Image: One of Suhasini's creations

Prev     Next

She's made a career out of making toys

Prev     Next


How did NID come about?

After we were done with engineering, Paul applied for a course in product design at NID. There he discovered that they'd recently started a programme in toy and game designing and suggested I apply for it.

I did and I got through without much difficulty also partly because I had a lot of things to show in my portfolio.

After all these years I finally was doing what I really enjoyed.

What would you say were your learnings at NID that have stood you in good stead?

NID is the Mecca of design in India -- it's the place from where every designer hopes to start out. Needless to say it was a turning point in my life.

The Institute helped me become more focussed and excel in my problem solving capabilities. It also helped me get clarity in what my future plans would be.

A unique feature of NID's design education programme is the openness of its educational culture and environment where students from different faculties and design domains interact with each other in a seamless manner.

The benefit of learning in such a trans-disciplinary context is immeasurable.

Between the time you graduated and started Pink Elefant, you worked for an educational aids company...

I was a design consultant for Frank Educational Aids Pvt Ltd (in NOIDA). It was a company I had interned with for my graduation project. So after graduation, I joined them as a consultant.

There we'd design games, play them over and over again, note down the pros and cons of it and where we could improve upon etc. Basically that was where I learnt how to come up with an end product.

Since I was a consultant, I'd spend seven hours a day, four days a week there. For the rest of the time, I would design on the side for myself.

During this time, I would also spend time with children at their schools to understand how their minds work. And I discovered that to some extent their teachers were responsible for clipping the creativity of these children.

They would tell children what to do and expected just that from them. There seemed little scope for creativity.

Image: Besides toys, Pink Elefant also designs stationery items for children

Prev     Next

She's made a career out of making toys

Prev     More


Could you tell us something about what you do at Pink Elefant?

Pink Elefant is the first dedicated toy design studio in India.

Apart from an exclusive line of toys for kids, we also have design learning aids.

We are also involved not only in the discovery of new ideas and concepts but also new associations of talents and businesses, fuelled by sheer creativity.

So we have helped have converted several business requirements into tangible products, which have proved to be growth engines for our clients and have won us appreciation.

What's the model for Pink Elefant like? How many employees do you have?

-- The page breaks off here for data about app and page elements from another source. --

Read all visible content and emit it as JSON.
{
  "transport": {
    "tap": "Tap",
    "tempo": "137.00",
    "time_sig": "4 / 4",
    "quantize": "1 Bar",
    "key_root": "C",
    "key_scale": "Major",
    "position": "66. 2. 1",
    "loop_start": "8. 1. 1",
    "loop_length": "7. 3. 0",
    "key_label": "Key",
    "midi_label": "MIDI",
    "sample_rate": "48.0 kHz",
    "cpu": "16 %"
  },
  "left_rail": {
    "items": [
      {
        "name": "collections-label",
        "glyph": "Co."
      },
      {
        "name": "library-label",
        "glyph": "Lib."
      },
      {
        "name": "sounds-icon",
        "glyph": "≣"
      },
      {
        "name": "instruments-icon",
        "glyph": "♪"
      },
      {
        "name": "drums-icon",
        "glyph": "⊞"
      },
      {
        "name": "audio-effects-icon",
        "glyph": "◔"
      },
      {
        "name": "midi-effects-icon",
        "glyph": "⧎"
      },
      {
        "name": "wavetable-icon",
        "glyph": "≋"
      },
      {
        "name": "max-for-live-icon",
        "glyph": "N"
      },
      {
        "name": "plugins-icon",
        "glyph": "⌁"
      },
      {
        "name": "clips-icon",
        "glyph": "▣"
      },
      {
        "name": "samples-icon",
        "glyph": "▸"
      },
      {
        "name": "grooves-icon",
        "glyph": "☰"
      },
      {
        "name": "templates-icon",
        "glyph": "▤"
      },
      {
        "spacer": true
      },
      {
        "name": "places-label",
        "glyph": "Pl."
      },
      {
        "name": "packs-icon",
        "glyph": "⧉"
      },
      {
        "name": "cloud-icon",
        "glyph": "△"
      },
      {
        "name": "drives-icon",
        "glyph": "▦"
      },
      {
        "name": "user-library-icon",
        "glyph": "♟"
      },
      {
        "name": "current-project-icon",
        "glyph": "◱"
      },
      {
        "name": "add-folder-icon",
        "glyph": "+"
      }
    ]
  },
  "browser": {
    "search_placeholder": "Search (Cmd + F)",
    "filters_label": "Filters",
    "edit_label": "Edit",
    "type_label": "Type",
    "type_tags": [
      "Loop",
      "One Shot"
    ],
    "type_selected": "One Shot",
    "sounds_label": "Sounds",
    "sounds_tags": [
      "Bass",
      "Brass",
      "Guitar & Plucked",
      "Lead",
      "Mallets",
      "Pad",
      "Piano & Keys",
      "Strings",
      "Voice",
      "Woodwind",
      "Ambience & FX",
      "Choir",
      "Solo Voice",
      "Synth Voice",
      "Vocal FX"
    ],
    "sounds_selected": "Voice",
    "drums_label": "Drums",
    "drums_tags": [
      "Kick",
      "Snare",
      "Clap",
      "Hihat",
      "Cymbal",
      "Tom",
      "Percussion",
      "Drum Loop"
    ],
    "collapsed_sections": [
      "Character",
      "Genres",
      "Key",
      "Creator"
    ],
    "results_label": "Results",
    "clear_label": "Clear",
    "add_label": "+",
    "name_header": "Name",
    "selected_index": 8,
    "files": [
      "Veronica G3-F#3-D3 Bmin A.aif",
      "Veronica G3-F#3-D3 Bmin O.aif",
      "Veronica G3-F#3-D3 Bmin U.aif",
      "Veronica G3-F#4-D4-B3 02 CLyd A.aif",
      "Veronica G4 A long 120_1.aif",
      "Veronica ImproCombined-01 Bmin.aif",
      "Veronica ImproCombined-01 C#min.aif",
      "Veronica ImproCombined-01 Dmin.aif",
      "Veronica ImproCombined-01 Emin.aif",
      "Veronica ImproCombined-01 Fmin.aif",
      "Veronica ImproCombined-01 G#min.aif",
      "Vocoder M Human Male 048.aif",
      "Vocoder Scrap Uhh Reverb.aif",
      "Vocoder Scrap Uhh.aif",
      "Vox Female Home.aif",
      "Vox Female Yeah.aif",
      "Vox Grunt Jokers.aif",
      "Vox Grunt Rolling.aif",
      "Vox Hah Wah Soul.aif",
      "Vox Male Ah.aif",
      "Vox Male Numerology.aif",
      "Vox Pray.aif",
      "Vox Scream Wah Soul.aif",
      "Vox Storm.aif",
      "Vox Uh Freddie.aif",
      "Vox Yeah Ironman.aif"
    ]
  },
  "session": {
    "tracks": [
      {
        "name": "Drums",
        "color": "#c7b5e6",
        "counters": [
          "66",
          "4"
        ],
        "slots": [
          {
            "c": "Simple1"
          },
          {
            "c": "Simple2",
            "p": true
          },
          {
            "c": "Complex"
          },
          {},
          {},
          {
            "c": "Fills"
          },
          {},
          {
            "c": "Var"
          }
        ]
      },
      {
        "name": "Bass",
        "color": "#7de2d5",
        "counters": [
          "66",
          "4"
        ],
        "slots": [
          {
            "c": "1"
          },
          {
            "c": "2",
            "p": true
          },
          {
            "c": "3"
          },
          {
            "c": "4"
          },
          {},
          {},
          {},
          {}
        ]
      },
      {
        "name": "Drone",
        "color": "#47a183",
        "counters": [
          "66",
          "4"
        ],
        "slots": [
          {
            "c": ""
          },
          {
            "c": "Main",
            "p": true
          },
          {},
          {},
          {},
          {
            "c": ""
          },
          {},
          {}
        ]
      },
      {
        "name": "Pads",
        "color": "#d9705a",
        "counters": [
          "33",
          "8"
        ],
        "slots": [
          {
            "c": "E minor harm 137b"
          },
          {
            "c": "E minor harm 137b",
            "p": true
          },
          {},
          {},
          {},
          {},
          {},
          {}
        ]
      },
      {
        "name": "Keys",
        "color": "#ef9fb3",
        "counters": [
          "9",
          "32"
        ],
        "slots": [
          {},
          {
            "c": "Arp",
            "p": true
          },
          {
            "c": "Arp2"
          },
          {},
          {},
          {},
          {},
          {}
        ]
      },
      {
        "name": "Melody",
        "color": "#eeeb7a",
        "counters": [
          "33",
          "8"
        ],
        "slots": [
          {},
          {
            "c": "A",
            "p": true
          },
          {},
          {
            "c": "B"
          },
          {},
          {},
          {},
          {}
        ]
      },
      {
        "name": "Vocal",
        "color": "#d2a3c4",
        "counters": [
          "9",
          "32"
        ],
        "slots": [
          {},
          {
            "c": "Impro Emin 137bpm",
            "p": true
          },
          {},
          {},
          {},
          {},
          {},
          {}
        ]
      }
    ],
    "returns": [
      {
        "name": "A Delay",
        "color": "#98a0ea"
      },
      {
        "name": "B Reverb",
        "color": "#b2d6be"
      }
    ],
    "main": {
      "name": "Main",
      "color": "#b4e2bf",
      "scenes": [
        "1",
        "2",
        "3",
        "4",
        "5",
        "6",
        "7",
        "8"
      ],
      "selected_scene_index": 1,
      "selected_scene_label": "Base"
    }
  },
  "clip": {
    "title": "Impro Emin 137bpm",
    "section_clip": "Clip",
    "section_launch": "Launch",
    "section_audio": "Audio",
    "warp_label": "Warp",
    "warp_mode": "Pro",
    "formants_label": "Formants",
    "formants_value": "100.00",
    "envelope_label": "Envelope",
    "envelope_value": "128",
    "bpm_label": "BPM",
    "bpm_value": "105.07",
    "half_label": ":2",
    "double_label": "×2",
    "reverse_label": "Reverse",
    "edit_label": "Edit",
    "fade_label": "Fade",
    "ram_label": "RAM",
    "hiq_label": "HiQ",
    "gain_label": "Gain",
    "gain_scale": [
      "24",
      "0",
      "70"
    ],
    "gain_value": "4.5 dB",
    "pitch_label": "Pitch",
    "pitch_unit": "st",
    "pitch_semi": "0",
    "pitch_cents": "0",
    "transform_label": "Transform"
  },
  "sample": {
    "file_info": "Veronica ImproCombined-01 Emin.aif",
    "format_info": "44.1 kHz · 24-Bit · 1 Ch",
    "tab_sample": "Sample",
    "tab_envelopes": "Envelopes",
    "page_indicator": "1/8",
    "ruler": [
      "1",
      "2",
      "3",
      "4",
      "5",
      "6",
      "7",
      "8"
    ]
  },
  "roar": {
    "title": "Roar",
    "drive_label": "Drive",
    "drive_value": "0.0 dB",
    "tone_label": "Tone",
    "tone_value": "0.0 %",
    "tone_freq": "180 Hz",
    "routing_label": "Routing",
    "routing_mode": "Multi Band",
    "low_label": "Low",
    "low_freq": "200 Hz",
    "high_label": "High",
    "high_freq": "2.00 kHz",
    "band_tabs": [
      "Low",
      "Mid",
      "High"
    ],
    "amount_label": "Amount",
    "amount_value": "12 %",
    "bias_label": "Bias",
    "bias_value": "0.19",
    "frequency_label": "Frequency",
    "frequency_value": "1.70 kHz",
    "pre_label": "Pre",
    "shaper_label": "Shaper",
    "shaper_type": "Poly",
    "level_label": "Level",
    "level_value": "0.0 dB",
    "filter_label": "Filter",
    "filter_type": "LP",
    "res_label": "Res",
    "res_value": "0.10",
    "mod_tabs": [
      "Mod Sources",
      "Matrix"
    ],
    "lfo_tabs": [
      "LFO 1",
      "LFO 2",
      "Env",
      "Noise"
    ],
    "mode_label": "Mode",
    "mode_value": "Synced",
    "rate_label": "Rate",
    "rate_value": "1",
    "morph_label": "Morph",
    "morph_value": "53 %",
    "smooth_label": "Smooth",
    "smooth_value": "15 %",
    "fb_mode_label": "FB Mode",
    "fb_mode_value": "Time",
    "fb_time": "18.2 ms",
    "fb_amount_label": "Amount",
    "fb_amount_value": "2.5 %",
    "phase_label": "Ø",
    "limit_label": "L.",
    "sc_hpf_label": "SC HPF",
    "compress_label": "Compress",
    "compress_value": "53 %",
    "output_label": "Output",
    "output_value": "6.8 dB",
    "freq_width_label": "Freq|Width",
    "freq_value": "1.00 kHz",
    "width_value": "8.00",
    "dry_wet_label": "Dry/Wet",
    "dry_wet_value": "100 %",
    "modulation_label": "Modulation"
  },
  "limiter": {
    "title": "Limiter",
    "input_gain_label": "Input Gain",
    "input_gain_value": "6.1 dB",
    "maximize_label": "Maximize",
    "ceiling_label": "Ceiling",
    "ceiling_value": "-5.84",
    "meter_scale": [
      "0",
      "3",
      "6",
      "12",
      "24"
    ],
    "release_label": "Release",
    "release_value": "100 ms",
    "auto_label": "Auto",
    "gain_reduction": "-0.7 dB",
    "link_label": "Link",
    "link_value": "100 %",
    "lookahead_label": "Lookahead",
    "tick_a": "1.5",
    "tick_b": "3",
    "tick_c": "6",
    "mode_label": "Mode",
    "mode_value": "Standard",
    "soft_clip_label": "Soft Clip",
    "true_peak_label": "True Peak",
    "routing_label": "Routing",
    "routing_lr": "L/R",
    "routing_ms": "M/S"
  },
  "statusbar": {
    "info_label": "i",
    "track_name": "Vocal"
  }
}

Unlike most studios I work out of a home office but I have a very strong network of raw material vendors, designers and workshops. As my clients I have toy companies for which I consult. It's a fairly simple model that works well for me.

What would you say have been your greatest challenges and most important learnings?

I can't say I had a lot of challenges because it's been an interesting journey so far. As for learnings my most important one has been that as a toy designer my client isn't just the kid who will buy my toy but also the manufacturer who will execute and sell my design as well as the parent who is paying for it. I think it is important keep in mind these three groups of customers while designing any toy.

Could you offer tips to young entrepreneurs?

  • You have to learn to be independent and face whatever comes your way.
  • Don't expect people to like what you do. Always, always have a plan B and a plan C and if need be even a plan D.
  • Do your homework -- when I go to meet a manufacturer with an idea, I research about his company and understand not just what their obvious needs are but also dig out on what their latent needs might be.
  • Finally as an entrepreneur it is important to be a silent observer. No amount of teaching and instruction can ever compensate for what you learn from observing.

Image: Suhasini with husband Paul Sandip

Prev     More